Some other close-ups:

I'm so excited I could pee my pants!!!

Friday, August 5, 2011

More of the Waiting Game

One more weekend without the subframe, but that should be it.

In the meantime, I have not been able to do much with the car anyway.  I'm going to spend some time tonight on the firewall and subframe connectors with a wire wheel.  Look for any major rust trouble-spots.  I may pull the doors, as well.  Just for fun.  The only problem is that my doors will probably have to live in the basement. . .  There's nowhere for them in the garage right now.

My sprinkler system was a huge derail, but the worst of that is over.  I hope. . .

I've also been doing some research over at, looking at some of the Chevy 250 stuff, but mostly looking for information on the various 4200 swaps being done.  Despite at least two first-gen F-body swaps, and at least one Nova swap, I cannot for the life of me find pictures of the engine mounts or modifications to the subframe--if there are any.  I know that that last turbo 4200 the article said that the engine crossmember had been notched, but I cannot find any pictures.

I hate pestering folks, but I gotta get an idea of what that entails.  As far as I can tell, a straight-up 4200 swap, no turbo or other silliness, should be about the same or cheaper than a good stout rebuild on the 250.  And the trade-offs in power and fuel economy are far better with the 4200.  I'm probably going to have to make a nuisance of myself over on some forums.
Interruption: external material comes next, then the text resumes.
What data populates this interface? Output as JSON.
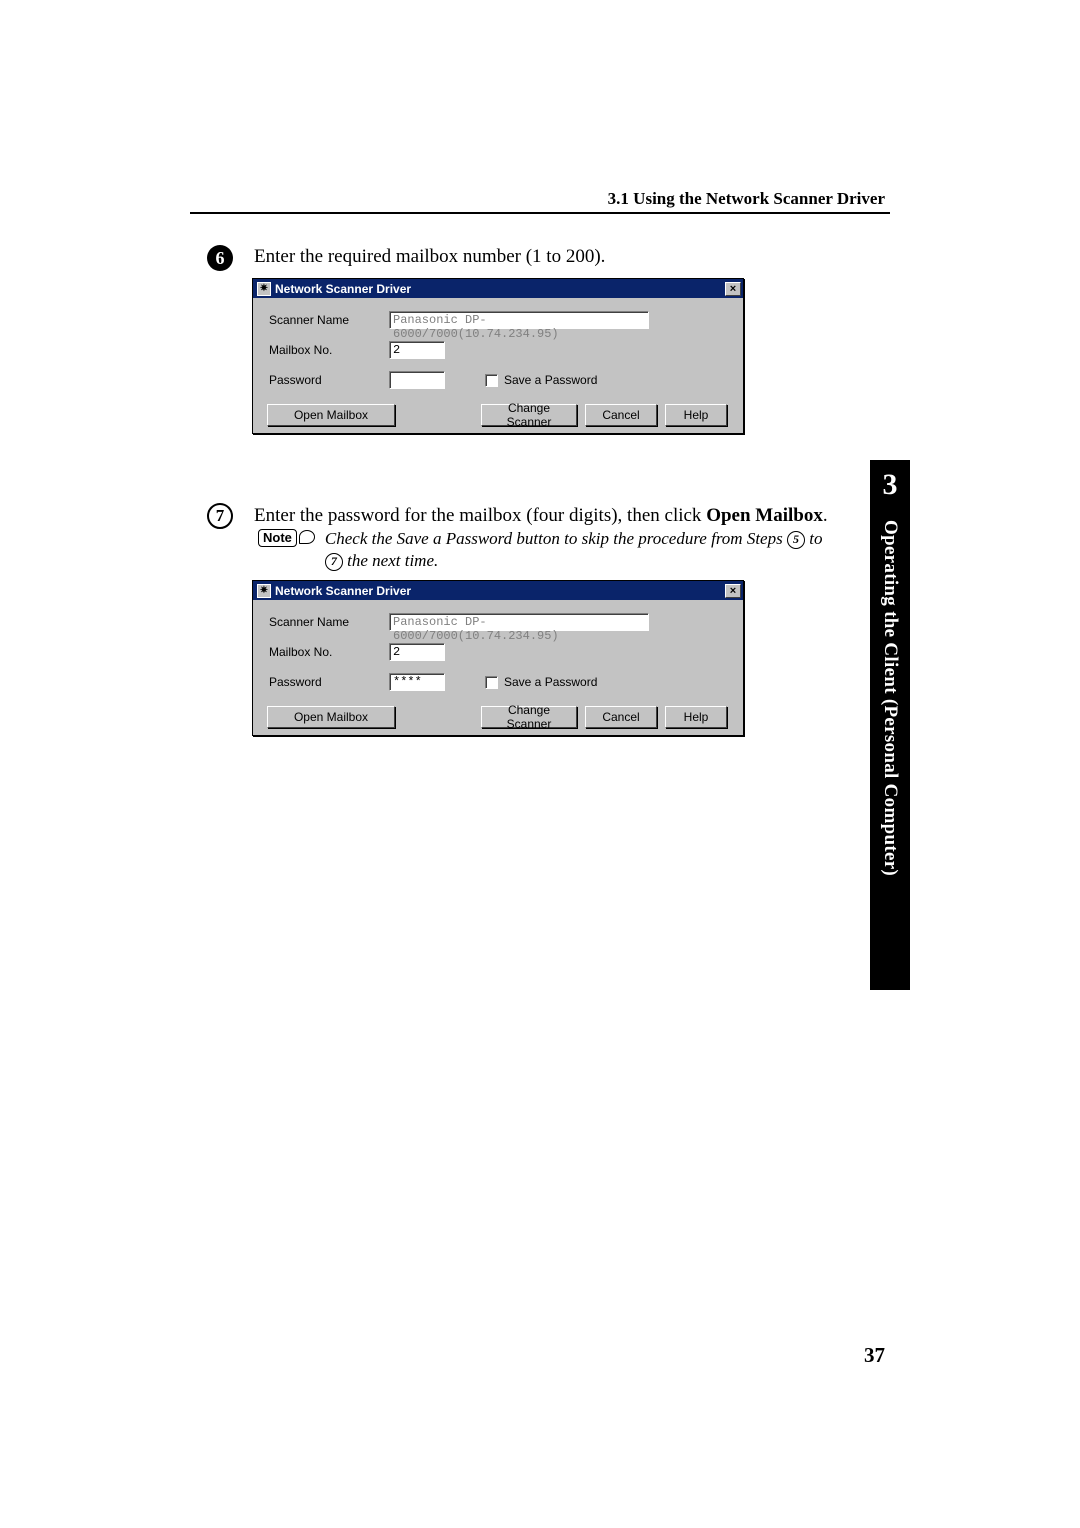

Anyway, if there's anyone out there in interwebs land who actually reads this blog:  If you have some spare time, I'd seriously kill for some actual progress pictures of a 4200 swap into a first-gen F-body or Nova.

Monday, August 1, 2011

Waiting Game 2

Still waiting for word on the frame.  I should have it back any day now.

In the meantime, I found a link with a picture of that '68 Firebird with the 4200 Vortec: Jeff Weiser's Firebird